To further involve the company’s employees, Maag and his team conducted a search for those with the longest tenure. The “fab 50,” as they were dubbed, were profiled in the company’s newsletter and online. One had been with the company for 47 years, the others had a minimum of 30 years with the company. Thirteen of them came from overseas. CEO Vallee, who joined the company as a field sales rep in 1977, just missed the cut.
The 150-page book was published in July and distributed to the company’s 10,000 employees around the world, to its largest investors, to analysts and the media, and to community leaders. And in October, which is “customer service month,” the company’s largest customers will receive copies of the book directly from the sales force.
The 1,000 square-foot museum was opened at a ribbon-cutting ceremony that featured the mayor of Phoenix, Phil Gordon; members of the Avnet family, including producer/director Jon Avnet; and Avnet chairman and CEO Roy Vallee.
The anniversary was also discussed at length in board meetings—Vallee took board members on a guided tour of the museum—and became the theme at Avnet’s sales conferences.
“If you remind your customers that you have been around for more than 80 years, they begin to feel there is a pretty good chance you will be around for another 80 years,” says Maag.
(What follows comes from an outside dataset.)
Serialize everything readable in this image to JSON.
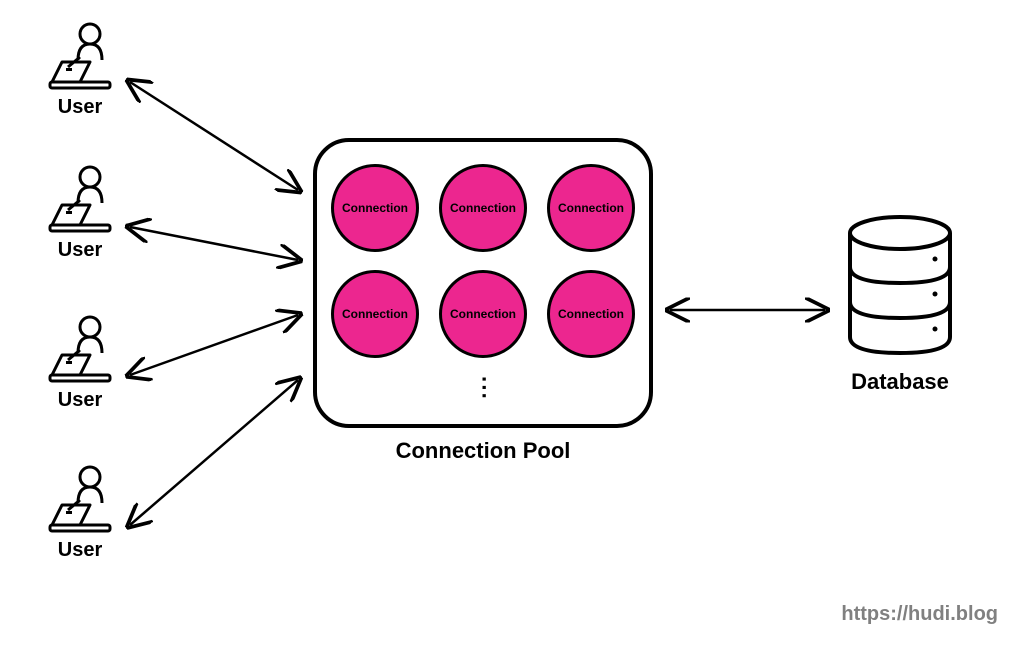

At a time when so many companies seem to be, in the words of management guru Jim Collins “built to flip” rather than “built to last” the company’s history sent a powerful signal to all stakeholders about the company’s commitment to the industry.
It also sent a powerful message about the future. “We have a history of innovation,” says Maag. “The history shows that as the technology industry has evolved, we have evolved with it, and it makes it clear that we will continue to evolve.”
That was the note sounded by Vallee as he unveiled the museum in July. “Our 50th anniversary celebration honors the company that the Avnet family and thousands of other passionate, talented and dedicated people have created,” he said. “Certainly, a lot has changed over the past 80 years. The relative simplicity of the vacuum tube and radio has given way to complex technologies that are smaller, more powerful and more ubiquitous than the Avnets could have imagined.
“However, much is the same—Avnet remains a culture of integrity, performance, values and entrepreneurial spirit.”
While the most important impact of the anniversary was on stakeholder relationships—providing an opportunity for salesmen to talk to customers about the company’s rich heritage and giving employees something to be proud of, the celebration also generated “a ton of press coverage,” says Maag, including a 1,000-word article in the Arizona Republic.
“We are Arizona’s largest public company—not the biggest in terms of employees, but in terms of revenues we are number one, and that gives us a good opportunity to get local coverage for something like this.”